- Work required
Filtering the records below, copy only those lines that include the word "Design".

(Items from an interface collection)
==*==
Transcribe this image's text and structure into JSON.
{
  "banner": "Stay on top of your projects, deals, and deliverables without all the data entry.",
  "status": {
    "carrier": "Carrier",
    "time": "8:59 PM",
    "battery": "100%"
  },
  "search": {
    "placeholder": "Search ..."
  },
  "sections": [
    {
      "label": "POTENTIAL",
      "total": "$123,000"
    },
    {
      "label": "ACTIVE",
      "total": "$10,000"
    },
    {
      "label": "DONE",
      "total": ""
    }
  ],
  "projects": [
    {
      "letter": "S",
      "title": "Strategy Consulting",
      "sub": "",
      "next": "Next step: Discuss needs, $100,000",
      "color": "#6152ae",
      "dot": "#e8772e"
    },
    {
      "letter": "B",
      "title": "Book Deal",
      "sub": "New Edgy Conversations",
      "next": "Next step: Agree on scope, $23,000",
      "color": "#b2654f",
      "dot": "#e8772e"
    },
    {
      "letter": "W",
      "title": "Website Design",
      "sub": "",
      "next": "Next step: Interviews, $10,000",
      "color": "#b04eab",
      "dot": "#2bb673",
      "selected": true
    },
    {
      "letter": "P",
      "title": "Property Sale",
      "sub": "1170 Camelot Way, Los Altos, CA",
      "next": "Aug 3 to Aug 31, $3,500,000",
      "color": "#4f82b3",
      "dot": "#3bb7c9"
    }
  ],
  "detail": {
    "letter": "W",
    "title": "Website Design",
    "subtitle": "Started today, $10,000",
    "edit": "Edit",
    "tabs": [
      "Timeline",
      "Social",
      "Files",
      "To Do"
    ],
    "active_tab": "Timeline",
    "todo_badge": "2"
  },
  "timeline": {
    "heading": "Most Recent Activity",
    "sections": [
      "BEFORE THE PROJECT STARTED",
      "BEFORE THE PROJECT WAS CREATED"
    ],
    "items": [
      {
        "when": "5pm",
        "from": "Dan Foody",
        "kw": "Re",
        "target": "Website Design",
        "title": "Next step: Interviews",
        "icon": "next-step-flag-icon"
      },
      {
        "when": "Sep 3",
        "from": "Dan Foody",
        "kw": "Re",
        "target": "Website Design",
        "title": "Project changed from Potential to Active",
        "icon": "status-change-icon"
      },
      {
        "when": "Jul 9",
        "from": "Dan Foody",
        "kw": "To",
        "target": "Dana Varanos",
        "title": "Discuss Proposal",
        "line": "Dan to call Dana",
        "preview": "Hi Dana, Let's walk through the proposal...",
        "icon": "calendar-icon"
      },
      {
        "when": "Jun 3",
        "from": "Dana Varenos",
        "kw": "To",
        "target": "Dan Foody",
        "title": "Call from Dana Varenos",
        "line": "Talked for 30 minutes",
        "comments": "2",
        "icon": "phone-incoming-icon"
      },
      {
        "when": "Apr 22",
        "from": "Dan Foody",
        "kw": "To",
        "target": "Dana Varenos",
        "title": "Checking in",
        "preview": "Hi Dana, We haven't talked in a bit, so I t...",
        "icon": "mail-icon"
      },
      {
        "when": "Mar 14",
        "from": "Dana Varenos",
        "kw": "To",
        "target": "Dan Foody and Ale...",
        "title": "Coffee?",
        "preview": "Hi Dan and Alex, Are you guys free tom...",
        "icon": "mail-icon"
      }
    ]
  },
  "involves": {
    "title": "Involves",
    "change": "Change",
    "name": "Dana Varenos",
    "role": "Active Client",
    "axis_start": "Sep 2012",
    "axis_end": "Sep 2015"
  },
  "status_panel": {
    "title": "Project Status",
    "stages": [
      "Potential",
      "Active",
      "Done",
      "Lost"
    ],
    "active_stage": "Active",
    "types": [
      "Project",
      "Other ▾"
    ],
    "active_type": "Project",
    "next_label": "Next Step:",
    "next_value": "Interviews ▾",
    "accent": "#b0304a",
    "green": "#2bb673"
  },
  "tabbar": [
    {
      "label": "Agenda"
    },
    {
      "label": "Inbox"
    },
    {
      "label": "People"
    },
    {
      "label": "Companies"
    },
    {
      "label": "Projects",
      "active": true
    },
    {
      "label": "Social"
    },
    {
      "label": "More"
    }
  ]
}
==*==
- Final answer
      "title": "Website Design",
    "title": "Website Design",
        "target": "Website Design",
        "target": "Website Design",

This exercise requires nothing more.